▸ **EXERCISE BRIEF**:
Lines from the entries below that hold "podpora" form the answer; copy all of them.

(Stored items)
------------------------------------------------

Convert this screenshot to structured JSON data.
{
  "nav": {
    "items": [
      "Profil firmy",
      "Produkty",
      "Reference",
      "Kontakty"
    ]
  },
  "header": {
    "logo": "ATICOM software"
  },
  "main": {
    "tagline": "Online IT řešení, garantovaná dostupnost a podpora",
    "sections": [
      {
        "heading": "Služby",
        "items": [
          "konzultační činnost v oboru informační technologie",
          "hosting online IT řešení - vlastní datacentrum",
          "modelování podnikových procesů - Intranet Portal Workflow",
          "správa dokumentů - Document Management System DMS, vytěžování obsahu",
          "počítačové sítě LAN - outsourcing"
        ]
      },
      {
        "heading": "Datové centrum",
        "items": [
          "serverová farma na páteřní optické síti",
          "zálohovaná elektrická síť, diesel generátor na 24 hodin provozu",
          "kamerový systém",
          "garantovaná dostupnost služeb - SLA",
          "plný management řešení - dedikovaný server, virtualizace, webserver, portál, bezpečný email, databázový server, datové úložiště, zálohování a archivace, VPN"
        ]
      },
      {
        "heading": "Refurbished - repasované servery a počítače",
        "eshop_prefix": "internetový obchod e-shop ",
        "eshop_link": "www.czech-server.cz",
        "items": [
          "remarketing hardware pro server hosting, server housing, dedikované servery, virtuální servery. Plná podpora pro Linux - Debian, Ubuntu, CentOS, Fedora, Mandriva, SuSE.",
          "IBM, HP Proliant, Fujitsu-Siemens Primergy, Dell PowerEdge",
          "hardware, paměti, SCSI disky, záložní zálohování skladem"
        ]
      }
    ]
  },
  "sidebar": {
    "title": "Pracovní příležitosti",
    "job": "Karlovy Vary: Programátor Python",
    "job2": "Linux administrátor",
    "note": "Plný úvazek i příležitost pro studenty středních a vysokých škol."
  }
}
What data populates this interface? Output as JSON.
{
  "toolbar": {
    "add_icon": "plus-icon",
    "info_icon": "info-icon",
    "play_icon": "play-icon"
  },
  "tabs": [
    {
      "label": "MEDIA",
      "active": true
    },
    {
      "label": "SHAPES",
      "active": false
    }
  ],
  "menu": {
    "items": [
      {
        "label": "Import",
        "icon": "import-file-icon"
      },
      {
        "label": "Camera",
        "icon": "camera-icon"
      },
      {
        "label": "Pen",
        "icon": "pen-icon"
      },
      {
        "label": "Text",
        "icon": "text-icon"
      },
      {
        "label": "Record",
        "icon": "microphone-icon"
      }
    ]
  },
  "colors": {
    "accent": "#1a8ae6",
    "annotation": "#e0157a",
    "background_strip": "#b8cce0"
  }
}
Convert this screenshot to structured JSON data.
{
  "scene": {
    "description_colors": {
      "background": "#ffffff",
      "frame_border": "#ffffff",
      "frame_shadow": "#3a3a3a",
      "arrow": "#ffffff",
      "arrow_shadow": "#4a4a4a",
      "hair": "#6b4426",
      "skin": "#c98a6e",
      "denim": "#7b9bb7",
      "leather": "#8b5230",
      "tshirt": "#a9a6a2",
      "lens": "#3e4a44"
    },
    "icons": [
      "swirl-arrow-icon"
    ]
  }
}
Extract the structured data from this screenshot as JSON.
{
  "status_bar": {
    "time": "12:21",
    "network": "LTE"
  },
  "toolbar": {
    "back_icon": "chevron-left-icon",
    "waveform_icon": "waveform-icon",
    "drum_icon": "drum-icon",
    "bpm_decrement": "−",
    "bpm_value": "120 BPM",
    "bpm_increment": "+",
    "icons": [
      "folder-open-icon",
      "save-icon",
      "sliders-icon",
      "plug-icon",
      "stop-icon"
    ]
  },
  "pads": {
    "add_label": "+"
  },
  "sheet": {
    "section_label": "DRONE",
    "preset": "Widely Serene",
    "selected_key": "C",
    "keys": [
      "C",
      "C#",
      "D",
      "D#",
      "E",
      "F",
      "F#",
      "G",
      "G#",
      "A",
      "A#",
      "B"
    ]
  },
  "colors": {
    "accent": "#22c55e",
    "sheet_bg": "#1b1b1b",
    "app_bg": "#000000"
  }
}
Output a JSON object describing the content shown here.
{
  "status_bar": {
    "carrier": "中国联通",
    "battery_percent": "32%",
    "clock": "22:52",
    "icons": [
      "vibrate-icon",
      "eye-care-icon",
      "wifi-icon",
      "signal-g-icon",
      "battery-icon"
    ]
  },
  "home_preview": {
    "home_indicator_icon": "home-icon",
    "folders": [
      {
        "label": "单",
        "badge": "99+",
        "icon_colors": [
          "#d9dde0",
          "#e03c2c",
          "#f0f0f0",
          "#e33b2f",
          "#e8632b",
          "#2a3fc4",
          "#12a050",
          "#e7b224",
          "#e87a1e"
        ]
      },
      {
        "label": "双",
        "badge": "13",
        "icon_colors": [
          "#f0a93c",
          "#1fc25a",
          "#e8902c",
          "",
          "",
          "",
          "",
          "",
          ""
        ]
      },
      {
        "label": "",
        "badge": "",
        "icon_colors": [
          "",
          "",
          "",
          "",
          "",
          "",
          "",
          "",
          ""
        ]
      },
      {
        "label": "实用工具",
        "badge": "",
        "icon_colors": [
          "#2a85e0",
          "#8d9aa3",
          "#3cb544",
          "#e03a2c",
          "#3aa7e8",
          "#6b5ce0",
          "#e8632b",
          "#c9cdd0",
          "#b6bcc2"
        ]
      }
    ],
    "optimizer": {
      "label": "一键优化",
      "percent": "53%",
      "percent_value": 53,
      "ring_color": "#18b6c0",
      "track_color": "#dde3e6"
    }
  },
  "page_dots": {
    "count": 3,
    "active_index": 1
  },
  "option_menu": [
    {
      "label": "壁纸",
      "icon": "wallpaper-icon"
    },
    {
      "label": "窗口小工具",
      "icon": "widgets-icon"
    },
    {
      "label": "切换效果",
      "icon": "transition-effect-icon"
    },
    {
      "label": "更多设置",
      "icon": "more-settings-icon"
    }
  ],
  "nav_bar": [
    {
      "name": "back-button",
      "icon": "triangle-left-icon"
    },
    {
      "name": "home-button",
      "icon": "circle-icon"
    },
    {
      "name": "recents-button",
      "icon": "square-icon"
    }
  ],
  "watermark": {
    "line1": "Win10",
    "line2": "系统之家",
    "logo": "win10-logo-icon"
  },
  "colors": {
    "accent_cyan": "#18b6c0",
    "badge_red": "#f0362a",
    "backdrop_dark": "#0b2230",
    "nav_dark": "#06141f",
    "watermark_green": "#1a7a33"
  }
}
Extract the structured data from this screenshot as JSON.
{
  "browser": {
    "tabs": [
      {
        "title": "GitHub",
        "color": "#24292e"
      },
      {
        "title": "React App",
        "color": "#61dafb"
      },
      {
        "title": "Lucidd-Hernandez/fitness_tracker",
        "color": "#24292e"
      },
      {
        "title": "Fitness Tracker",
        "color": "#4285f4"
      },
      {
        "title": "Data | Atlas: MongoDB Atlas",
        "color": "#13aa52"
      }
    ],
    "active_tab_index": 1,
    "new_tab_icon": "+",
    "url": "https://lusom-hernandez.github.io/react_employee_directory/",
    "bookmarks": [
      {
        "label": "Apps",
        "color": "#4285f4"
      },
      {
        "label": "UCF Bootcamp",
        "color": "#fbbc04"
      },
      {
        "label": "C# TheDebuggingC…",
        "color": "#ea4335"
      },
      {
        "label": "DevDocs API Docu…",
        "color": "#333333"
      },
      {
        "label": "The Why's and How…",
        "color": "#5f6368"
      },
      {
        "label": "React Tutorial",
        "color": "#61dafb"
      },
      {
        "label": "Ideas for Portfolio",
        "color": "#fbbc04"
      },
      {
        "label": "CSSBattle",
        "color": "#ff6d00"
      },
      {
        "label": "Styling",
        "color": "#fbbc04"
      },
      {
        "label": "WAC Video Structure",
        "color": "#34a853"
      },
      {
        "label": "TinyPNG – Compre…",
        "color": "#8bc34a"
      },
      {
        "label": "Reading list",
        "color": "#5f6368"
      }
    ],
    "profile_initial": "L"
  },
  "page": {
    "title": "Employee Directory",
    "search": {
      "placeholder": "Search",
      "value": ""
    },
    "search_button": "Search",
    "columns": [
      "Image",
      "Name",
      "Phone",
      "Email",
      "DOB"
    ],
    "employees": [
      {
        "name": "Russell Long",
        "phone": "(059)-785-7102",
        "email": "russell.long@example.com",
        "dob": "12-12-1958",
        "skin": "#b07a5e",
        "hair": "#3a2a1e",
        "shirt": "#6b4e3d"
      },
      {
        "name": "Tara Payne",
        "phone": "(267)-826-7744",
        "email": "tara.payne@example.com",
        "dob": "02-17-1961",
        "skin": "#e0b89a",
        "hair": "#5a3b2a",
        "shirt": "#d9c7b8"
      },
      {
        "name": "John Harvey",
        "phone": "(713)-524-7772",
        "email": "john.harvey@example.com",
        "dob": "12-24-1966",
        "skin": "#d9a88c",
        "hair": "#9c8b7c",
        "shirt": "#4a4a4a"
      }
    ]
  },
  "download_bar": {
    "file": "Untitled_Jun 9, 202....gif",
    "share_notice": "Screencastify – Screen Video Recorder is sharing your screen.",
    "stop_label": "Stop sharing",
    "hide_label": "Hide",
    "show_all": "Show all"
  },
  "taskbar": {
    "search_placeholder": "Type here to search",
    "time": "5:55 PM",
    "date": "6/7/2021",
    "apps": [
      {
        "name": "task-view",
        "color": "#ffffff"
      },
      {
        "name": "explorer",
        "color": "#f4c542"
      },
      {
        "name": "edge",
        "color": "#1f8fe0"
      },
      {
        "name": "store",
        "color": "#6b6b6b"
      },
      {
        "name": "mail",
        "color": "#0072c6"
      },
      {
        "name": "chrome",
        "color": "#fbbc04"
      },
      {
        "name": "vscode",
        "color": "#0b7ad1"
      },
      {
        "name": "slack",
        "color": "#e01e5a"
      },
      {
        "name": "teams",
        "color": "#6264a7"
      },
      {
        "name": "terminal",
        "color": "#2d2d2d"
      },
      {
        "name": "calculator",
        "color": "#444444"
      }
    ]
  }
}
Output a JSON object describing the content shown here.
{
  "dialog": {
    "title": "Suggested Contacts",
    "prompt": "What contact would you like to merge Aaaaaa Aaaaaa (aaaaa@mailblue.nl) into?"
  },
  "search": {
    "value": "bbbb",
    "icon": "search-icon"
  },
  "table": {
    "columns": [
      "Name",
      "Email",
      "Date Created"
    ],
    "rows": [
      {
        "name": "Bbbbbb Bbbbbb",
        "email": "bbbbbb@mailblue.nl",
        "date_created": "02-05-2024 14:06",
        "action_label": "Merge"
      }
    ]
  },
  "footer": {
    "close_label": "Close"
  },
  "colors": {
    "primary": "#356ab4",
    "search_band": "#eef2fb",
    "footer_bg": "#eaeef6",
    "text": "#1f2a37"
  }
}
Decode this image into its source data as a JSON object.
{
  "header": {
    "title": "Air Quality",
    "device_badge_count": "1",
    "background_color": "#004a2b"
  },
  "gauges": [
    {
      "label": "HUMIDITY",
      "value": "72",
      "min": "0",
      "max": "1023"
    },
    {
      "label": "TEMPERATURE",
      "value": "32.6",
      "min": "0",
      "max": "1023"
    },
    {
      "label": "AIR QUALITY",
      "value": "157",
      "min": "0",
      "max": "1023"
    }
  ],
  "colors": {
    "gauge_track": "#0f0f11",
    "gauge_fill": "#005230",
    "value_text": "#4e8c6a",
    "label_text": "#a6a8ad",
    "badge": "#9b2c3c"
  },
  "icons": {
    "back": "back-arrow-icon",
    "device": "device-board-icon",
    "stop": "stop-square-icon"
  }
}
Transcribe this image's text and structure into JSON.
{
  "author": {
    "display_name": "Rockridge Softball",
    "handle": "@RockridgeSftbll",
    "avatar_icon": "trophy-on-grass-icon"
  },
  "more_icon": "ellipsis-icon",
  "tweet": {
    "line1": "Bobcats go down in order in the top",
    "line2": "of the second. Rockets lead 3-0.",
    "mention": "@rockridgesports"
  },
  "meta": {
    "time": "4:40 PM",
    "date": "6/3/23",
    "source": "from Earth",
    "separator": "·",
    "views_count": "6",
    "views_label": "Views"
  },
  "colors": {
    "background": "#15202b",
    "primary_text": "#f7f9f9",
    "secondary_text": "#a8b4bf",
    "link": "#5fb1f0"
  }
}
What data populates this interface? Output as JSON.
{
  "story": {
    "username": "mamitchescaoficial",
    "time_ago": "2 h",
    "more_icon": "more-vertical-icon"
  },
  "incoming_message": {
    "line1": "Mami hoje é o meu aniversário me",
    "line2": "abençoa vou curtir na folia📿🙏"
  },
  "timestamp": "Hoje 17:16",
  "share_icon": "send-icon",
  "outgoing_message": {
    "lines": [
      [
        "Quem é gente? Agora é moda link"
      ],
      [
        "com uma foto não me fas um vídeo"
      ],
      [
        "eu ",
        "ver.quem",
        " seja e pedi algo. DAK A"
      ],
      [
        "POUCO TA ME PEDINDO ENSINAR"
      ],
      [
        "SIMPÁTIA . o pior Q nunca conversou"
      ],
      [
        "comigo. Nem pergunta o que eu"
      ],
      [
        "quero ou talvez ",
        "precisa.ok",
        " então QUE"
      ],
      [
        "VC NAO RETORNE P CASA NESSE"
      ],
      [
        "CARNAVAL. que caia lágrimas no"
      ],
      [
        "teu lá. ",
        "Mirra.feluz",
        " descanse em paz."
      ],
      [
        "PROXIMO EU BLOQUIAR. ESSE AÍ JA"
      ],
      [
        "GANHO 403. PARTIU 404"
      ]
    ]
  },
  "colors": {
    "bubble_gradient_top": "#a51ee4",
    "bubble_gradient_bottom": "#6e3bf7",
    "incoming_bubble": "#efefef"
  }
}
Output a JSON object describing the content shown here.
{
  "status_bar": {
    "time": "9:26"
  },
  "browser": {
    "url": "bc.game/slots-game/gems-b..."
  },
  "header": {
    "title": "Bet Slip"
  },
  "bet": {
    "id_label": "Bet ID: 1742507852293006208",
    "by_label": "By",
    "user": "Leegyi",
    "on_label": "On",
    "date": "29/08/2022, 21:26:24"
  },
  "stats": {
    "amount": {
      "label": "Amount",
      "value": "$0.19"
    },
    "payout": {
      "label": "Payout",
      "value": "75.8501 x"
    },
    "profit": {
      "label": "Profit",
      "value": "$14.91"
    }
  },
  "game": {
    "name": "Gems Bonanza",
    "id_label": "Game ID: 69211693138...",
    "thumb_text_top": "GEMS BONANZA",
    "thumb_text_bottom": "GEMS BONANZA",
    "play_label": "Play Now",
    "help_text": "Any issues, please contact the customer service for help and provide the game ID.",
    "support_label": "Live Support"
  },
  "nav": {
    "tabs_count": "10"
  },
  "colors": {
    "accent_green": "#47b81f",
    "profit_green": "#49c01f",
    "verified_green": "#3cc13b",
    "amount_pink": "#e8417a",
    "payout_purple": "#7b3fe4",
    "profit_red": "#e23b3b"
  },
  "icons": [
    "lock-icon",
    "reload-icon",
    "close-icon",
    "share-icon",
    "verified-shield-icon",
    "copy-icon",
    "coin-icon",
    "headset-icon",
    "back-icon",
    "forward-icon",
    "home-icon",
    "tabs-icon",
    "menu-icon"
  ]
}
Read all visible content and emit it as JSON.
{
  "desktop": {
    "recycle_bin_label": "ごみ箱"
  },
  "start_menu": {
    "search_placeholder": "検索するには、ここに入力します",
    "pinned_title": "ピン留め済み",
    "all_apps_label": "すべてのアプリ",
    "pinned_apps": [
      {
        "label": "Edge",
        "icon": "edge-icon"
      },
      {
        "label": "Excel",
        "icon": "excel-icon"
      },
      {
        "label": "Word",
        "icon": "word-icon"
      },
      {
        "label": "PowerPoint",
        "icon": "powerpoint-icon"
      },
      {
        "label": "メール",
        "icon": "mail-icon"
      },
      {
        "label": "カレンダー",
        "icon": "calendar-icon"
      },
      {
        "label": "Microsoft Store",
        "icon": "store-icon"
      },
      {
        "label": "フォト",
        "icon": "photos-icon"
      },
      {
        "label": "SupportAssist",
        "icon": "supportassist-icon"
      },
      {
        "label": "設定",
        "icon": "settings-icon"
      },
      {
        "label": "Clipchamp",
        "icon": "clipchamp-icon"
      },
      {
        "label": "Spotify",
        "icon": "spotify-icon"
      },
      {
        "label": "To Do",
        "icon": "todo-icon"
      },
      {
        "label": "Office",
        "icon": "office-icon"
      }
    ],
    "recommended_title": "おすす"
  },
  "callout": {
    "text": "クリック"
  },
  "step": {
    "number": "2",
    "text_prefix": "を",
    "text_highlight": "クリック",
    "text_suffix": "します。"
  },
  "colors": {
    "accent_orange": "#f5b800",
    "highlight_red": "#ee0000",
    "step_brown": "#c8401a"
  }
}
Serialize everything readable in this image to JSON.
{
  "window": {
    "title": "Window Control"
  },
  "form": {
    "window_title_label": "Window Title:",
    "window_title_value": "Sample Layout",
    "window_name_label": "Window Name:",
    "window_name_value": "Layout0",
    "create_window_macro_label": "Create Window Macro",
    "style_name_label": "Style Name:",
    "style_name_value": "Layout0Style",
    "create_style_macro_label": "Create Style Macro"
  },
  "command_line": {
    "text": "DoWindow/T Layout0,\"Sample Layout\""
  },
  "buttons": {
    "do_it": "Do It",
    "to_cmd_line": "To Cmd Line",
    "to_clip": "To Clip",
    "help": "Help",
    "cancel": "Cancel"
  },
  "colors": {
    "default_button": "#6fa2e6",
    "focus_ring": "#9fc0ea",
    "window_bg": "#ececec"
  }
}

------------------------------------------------

▸ **THE ANSWER**:
    "tagline": "Online IT řešení, garantovaná dostupnost a podpora",
          "remarketing hardware pro server hosting, server housing, dedikované servery, virtuální servery. Plná podpora pro Linux - Debian, Ubuntu, CentOS, Fedora, Mandriva, SuSE.",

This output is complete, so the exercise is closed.